I’ll be talking about stories and their power to transform when I deliver two breakout sessions this morning at the MACTE fall conference. My topic will be, “Success and the Stories We Tell.” Continue reading

Reconsidering Our Education Model

Having a generalized set of skills can be an advantage if you’re an entrepreneur, a free agent, or someone who has already become fully immersed in the new economy of the 21st century. While colleges are abandoning liberal arts majors in droves in favor of specialization, the inherent value of what higher education offers is also coming under increased scrutiny by some.

What are these “general” skills that I speak of? Is there a core toolkit of skills that someone looking to make it as a free agent should have? What are the skills that I’ve been able to cobble together and master, or at least become proficient at many over the past 10 years? Continue reading

I Don’t Have a PhD

I lost a training bid to teach technical writing to someone with a PhD.

I learned to write by writing. I’ve written something almost everyday for the past 10 years, have three books in print (and a fourth on the way), blog regularly, etc. My competition has a blog that hasn’t been updated in almost a year and has a total of six blog posts over the past two. As far as I know, their total book output is 0. Their online presence is pretty lame. Continue reading

Communication Breakdown

School boy from the 1970sI’m glad that I went to school when I did. My public school teachers may have been part of a nefarious plot to turn me into a minor cog in some impersonal corporate machine. Or they might have just been putting in their time until retirement, weathering each successive storm of boomer births. Something along the way foiled their intent, however. Continue reading

The University of Autodidactica

Ben Franklin was an autodidact.

Ben Franklin was an autodidact.

An autodidact is someone who is self-taught. In today’s parlance we might call them a “self-directed learner.”

Autodidacts were common in Colonial America. Many of our founding fathers were autodidacts as well as polymaths. Ben Franklin might be one of our nation’s most famous autodidacts. Franklin abandoned formal education at age 10 and we all know how that turned out. Continue reading

The aftermath of a shooting

Sometimes words fail us. Other times, attempts at piecing together a few sentences that sound coherent and stop short of being preachy is nearly impossible. As a writer, you try but you know your framing is always going to be off kilter.

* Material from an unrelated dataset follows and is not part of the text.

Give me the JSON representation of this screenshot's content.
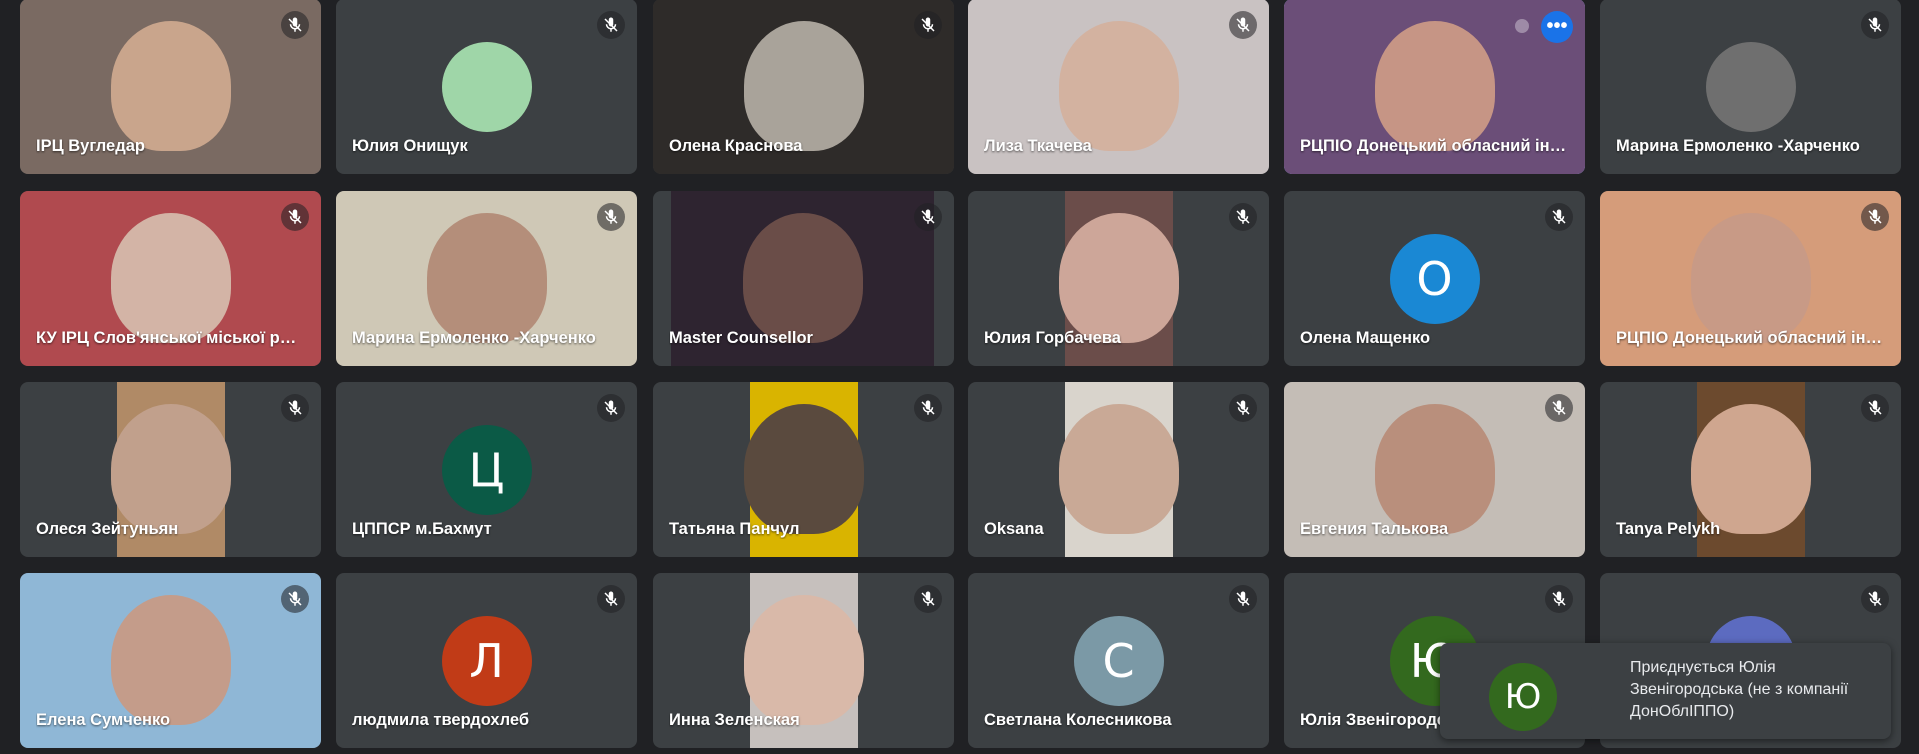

Since Friday morning when news reports first began intimating that yet another public shooting had occurred, I’ve been resolute about limiting just how much coverage and subsequent analysis I was going to allow myself, at least in the hours following an event that’s tough to get your head around. I’ve tried to stay removed from it. What do I mean by “staying removed”? I mean outside what’s become the norm when these regularly scheduled acts of random carnage take place; the usual hand-wringing, the ideological bleating, the moralizing—all made worse and amplified by the always on, 24/7 opinion streaming and lack of reflection made all-too-easy by the social media twins of Facebook and Twitter. Continue reading

Broken beyond repair

Education as a system is broken in America. Whatever method you use to evaluate schools will yield a result that’s disappointing. While there are still good schools and communities where the K-12 model works, most don’t.

In Chicago, a city with nearly 400,000 public school students, a labor impasse finds schoolchildren staying at home for a third day, as teachers picket, demanding changes in how they are evaluated, more autonomy to teach, and an increase in their salaries and benefits. Meanwhile, the students are the losers. Continue reading